Since only the words are wanted, reproduce every entry exactly and leave the images behind.

..............................

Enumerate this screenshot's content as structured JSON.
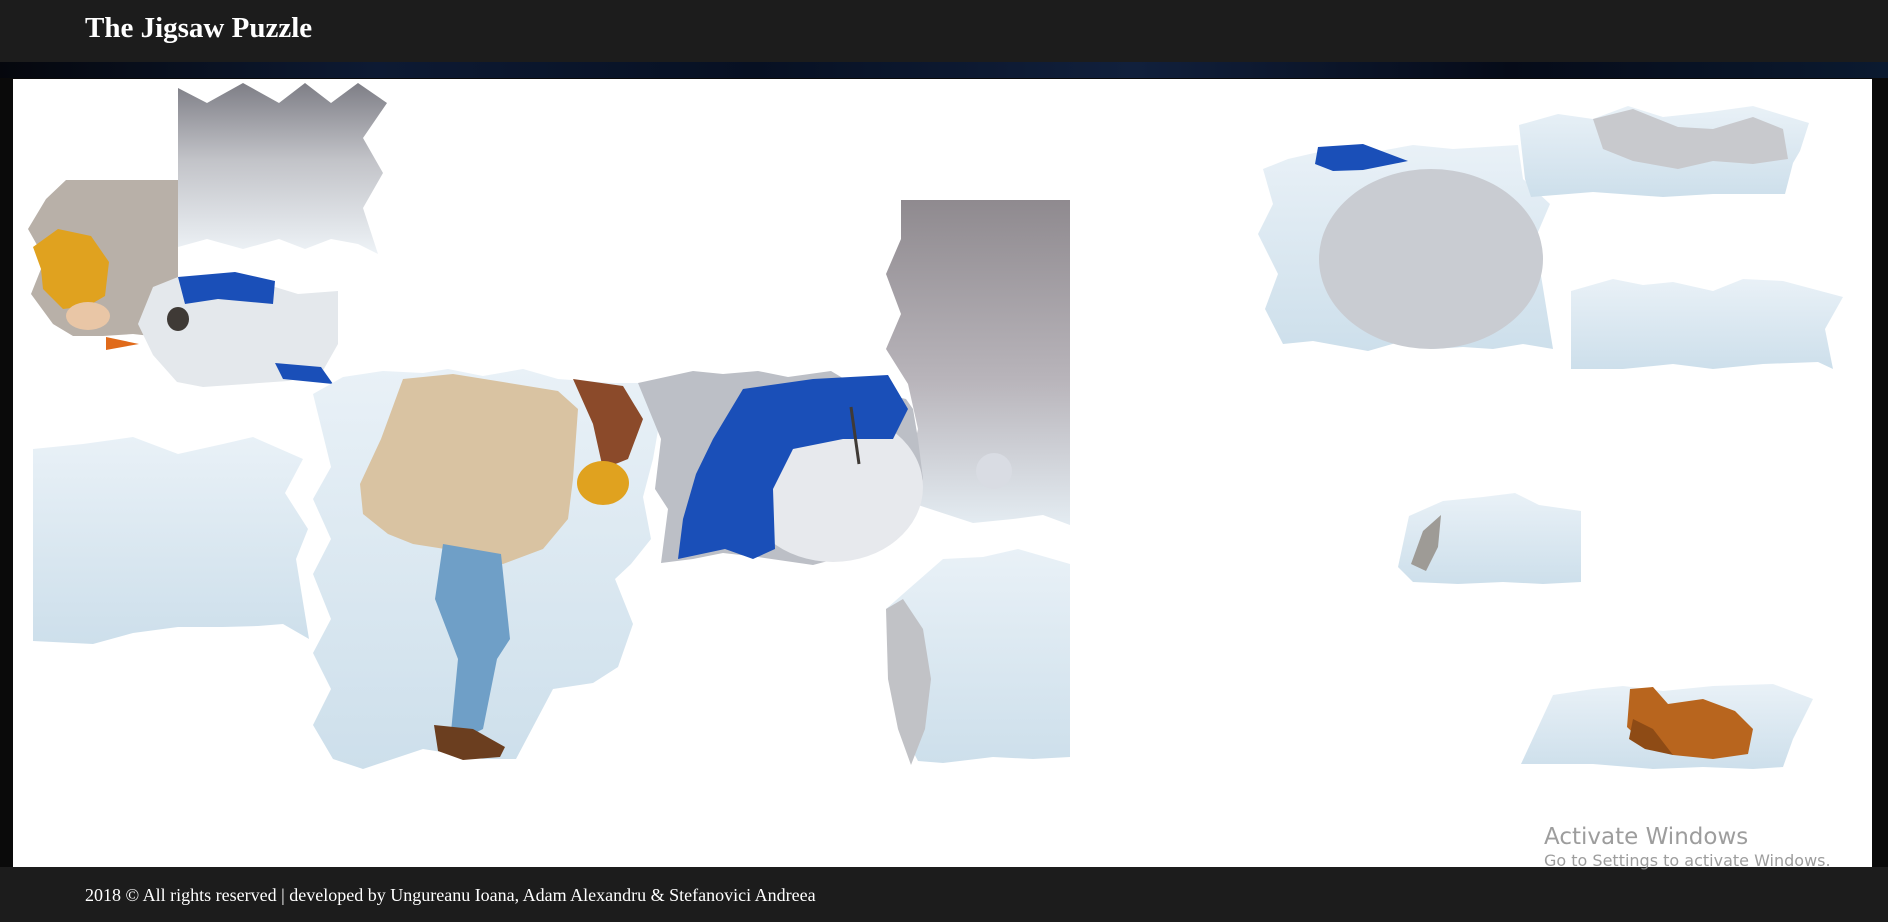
{
  "header": {
    "title": "The Jigsaw Puzzle"
  },
  "board": {
    "image_subject": "Girl in a knit sweater with a snowman in the snow",
    "placed_pieces": 11,
    "loose_pieces": 5
  },
  "footer": {
    "text": "2018 © All rights reserved | developed by Ungureanu Ioana, Adam Alexandru & Stefanovici Andreea"
  },
  "watermark": {
    "title": "Activate Windows",
    "subtitle": "Go to Settings to activate Windows."
  },
  "colors": {
    "header_bg": "#1c1c1c",
    "board_bg": "#ffffff",
    "snow": "#dbe8f2",
    "scarf": "#1a4fb8",
    "hat": "#e0a21f",
    "sweater": "#d9c3a2",
    "jeans": "#6f9fc7",
    "boots": "#b8651e"
  }
}
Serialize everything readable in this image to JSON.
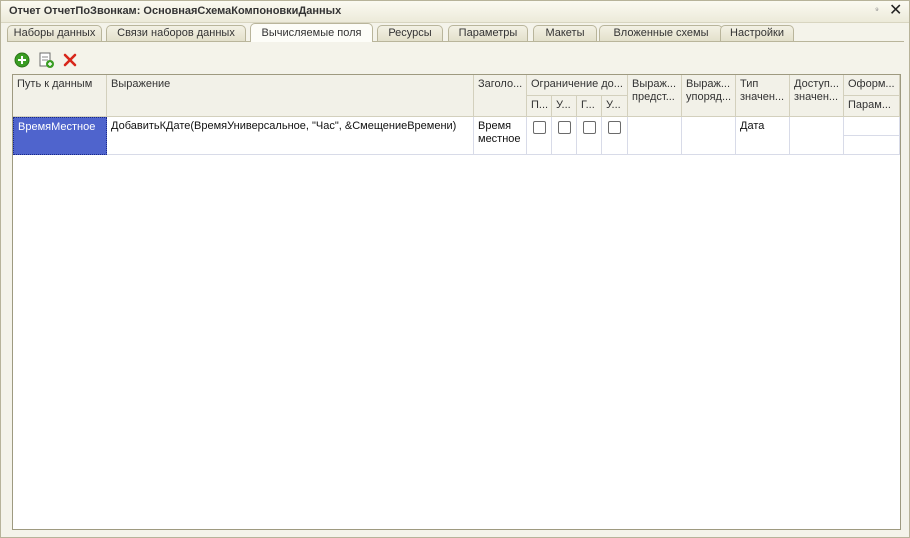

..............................

Solution to this exercise ->
Enumerate this screenshot's content as structured JSON.
{
  "header": {
    "title": "The Jigsaw Puzzle"
  },
  "board": {
    "image_subject": "Girl in a knit sweater with a snowman in the snow",
    "placed_pieces": 11,
    "loose_pieces": 5
  },
  "footer": {
    "text": "2018 © All rights reserved | developed by Ungureanu Ioana, Adam Alexandru & Stefanovici Andreea"
  },
  "watermark": {
    "title": "Activate Windows",
    "subtitle": "Go to Settings to activate Windows."
  },
  "colors": {
    "header_bg": "#1c1c1c",
    "board_bg": "#ffffff",
    "snow": "#dbe8f2",
    "scarf": "#1a4fb8",
    "hat": "#e0a21f",
    "sweater": "#d9c3a2",
    "jeans": "#6f9fc7",
    "boots": "#b8651e"
  }
}
Serialize everything readable in this image to JSON.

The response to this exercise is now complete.